### What is being asked
Could you print all of the data below again, exactly?

Information given below:

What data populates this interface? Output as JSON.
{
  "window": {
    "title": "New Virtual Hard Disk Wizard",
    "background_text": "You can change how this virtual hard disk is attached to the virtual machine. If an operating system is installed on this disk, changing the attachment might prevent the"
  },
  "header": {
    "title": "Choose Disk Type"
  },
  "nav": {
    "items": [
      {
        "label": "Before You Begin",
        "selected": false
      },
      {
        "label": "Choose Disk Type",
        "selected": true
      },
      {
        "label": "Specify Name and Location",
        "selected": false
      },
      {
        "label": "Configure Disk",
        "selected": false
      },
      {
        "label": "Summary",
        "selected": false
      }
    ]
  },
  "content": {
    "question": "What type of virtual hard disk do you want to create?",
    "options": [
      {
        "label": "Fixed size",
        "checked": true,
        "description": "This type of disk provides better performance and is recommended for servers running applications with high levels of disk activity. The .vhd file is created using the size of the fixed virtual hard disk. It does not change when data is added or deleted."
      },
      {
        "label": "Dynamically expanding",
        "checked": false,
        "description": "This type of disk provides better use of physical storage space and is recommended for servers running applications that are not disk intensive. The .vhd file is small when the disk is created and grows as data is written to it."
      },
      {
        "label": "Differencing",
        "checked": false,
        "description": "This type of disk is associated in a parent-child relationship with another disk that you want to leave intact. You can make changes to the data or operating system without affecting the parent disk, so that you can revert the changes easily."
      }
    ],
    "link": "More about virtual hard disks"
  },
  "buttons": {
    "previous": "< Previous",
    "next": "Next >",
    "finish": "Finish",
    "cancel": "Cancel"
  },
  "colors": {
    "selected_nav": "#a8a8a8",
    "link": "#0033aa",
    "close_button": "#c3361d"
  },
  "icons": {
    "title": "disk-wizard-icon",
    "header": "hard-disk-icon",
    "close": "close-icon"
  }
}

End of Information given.

### Finished task
What data populates this interface? Output as JSON.
{
  "window": {
    "title": "New Virtual Hard Disk Wizard",
    "background_text": "You can change how this virtual hard disk is attached to the virtual machine. If an operating system is installed on this disk, changing the attachment might prevent the"
  },
  "header": {
    "title": "Choose Disk Type"
  },
  "nav": {
    "items": [
      {
        "label": "Before You Begin",
        "selected": false
      },
      {
        "label": "Choose Disk Type",
        "selected": true
      },
      {
        "label": "Specify Name and Location",
        "selected": false
      },
      {
        "label": "Configure Disk",
        "selected": false
      },
      {
        "label": "Summary",
        "selected": false
      }
    ]
  },
  "content": {
    "question": "What type of virtual hard disk do you want to create?",
    "options": [
      {
        "label": "Fixed size",
        "checked": true,
        "description": "This type of disk provides better performance and is recommended for servers running applications with high levels of disk activity. The .vhd file is created using the size of the fixed virtual hard disk. It does not change when data is added or deleted."
      },
      {
        "label": "Dynamically expanding",
        "checked": false,
        "description": "This type of disk provides better use of physical storage space and is recommended for servers running applications that are not disk intensive. The .vhd file is small when the disk is created and grows as data is written to it."
      },
      {
        "label": "Differencing",
        "checked": false,
        "description": "This type of disk is associated in a parent-child relationship with another disk that you want to leave intact. You can make changes to the data or operating system without affecting the parent disk, so that you can revert the changes easily."
      }
    ],
    "link": "More about virtual hard disks"
  },
  "buttons": {
    "previous": "< Previous",
    "next": "Next >",
    "finish": "Finish",
    "cancel": "Cancel"
  },
  "colors": {
    "selected_nav": "#a8a8a8",
    "link": "#0033aa",
    "close_button": "#c3361d"
  },
  "icons": {
    "title": "disk-wizard-icon",
    "header": "hard-disk-icon",
    "close": "close-icon"
  }
}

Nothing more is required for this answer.